Covey contends that every single day, people have 100 opportunities to be proactive or reactive. Let’s say you’re in your car on the freeway and an overly zealous driver is practically sitting on your tail in the fast lane. You’re driving at the speed limit, actually a couple of miles faster than the law permits. But the motorist behind you thinks he’s at the Indy 500. You can stay where you are, infuriate him and possibly get rear-ended. Or, you can move out of harm’s way, to that opening in the right-hand lane and let him pass. He’s in the wrong, and there’s no question about it. Will you follow his lead? Will you be proactive or reactive? It’s up to you.
It’s very empowering to look at life from Covey’s point-of-view. If you moved to the right lane, the reckless driver didn’t force you. He didn’t win. A vehicle can be a deadly weapon and you made the sensible, mature decision that shows why you deserve a driver’s license and the other driver belongs on roller skates.
At work, you can be proactive if you take the time to learn about the principles of nature – in this case human nature and people interaction.
“If you ignore the principles of human effectiveness, you (can) work very hard, but still not get what you want,” Covey says. Say that you’ve been working with a prospective client for the past three weeks, really putting a lot of effort into the new relationship. Then you learn, through some mutual acquaintance, that this would-be client ended up going to a competitor for the same service. It happens, and you don’t have to necessarily blame yourself. But, you should take time to reflect on the past three weeks. Were you really proactive or were you reactive? How did you interact with the client?

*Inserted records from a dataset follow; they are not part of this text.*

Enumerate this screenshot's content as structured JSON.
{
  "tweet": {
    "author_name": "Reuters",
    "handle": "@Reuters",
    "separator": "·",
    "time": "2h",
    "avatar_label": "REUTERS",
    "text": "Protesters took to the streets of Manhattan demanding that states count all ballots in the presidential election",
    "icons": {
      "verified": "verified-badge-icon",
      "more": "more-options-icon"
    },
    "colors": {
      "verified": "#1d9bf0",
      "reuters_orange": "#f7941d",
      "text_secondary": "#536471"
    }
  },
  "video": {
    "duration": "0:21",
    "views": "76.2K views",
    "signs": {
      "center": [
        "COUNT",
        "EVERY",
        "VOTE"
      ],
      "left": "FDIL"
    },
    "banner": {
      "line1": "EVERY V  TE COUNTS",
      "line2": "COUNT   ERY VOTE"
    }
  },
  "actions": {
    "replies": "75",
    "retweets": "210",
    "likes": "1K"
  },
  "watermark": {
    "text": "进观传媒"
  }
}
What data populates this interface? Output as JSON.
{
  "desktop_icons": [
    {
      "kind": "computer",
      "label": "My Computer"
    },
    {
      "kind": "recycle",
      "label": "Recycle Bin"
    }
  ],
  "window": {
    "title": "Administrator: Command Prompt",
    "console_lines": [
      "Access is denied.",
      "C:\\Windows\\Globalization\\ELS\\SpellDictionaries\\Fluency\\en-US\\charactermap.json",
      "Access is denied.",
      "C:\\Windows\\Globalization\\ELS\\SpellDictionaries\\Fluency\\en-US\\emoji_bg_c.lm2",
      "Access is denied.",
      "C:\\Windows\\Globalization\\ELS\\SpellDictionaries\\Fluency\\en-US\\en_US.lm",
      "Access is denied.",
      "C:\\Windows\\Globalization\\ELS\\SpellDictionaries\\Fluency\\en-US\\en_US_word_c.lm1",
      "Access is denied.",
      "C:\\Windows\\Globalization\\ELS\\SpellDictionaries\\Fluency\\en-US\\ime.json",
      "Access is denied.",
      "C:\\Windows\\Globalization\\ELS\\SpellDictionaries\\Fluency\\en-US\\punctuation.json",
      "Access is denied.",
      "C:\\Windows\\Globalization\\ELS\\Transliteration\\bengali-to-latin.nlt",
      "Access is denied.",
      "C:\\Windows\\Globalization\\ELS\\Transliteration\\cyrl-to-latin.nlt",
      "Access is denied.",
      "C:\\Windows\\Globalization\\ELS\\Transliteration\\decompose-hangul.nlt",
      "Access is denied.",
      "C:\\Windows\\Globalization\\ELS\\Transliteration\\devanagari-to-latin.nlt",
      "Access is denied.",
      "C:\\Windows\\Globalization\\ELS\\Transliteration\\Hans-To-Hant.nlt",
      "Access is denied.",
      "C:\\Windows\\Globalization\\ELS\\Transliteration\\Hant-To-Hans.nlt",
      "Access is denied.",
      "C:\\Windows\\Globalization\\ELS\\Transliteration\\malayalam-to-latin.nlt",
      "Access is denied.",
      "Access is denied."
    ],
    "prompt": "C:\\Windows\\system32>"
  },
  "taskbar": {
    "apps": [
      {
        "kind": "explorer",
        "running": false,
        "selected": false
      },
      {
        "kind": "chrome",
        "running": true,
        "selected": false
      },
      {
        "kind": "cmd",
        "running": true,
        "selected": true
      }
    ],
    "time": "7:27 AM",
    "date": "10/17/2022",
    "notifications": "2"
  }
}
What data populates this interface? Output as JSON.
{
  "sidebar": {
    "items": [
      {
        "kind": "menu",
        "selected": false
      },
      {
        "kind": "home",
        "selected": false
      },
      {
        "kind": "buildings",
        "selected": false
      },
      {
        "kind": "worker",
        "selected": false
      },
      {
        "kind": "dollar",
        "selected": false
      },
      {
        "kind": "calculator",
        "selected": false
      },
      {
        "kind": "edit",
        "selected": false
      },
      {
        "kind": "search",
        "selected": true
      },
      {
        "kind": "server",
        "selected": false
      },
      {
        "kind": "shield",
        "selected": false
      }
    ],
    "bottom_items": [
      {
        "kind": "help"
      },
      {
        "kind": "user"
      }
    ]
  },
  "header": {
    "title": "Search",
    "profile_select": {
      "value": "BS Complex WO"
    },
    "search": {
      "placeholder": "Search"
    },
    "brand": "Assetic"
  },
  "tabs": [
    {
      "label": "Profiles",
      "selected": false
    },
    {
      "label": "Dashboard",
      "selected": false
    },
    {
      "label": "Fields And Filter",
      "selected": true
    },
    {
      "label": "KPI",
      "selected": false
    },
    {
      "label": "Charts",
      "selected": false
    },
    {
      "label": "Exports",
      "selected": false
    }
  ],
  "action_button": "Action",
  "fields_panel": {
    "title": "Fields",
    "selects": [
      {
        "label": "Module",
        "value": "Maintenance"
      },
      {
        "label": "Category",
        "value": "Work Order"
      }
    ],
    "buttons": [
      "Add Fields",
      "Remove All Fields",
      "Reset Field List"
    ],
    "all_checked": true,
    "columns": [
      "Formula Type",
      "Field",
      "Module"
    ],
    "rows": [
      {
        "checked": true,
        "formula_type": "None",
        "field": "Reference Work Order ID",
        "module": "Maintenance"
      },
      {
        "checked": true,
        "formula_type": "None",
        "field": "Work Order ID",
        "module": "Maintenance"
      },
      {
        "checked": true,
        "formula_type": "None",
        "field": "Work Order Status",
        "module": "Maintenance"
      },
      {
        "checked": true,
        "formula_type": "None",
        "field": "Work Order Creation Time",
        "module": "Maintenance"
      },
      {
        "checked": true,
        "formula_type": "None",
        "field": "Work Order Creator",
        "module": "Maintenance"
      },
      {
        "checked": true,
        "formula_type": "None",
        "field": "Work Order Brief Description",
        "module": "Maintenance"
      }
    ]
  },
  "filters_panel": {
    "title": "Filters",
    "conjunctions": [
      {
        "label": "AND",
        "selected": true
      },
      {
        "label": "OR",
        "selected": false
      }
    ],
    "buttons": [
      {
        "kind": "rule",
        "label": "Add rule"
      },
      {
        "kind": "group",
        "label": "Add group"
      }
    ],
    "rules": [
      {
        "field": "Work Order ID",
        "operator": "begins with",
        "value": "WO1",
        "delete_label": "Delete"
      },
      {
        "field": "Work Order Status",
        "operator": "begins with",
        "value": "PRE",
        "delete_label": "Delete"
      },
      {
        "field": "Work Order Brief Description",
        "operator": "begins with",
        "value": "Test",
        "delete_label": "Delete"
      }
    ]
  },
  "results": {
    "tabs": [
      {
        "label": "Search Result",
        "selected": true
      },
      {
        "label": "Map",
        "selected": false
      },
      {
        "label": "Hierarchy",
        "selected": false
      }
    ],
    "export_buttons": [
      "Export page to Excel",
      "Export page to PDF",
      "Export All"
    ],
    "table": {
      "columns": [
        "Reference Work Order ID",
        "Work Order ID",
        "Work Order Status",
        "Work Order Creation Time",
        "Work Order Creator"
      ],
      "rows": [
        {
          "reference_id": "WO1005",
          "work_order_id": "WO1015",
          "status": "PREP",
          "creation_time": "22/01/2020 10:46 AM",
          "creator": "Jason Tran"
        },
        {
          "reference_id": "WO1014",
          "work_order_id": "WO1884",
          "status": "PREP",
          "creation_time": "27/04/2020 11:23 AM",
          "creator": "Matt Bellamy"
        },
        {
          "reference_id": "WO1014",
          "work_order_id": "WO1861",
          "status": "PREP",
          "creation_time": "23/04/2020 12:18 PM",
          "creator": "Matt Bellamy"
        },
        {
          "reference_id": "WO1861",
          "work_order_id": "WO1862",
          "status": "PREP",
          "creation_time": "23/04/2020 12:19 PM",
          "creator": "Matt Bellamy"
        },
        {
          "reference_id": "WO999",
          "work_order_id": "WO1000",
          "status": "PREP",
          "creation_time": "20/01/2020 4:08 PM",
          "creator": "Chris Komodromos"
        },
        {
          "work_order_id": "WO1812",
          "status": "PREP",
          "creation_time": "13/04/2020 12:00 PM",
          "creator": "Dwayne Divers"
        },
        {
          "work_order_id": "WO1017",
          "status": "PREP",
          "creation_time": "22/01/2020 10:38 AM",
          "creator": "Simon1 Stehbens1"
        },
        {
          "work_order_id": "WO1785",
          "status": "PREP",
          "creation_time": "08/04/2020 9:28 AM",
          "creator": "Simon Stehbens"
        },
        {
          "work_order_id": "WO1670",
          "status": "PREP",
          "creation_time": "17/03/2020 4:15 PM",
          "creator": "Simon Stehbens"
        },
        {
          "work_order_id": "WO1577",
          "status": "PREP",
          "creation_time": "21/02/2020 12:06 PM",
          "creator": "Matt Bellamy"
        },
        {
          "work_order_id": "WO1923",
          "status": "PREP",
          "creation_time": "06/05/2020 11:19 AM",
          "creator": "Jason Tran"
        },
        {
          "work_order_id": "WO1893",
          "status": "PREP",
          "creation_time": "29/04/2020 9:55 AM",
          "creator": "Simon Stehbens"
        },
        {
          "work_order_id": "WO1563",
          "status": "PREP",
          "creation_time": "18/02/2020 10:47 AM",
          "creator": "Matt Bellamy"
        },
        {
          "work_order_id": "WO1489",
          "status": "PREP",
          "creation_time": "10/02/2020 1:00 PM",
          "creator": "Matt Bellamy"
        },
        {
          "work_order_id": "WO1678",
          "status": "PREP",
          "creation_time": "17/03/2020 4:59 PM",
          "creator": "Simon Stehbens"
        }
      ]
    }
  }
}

Covey says principles are “natural laws that govern the world.” To attain a proactive mind-set, he emphasizes one must create beneficial relationships, build trust and commit to self-renewal. “To be trusted, you must be trustworthy over time,” Covey asserts. As for self-renewal, he says renewal means “preserving and enhancing your greatest asset – yourself.”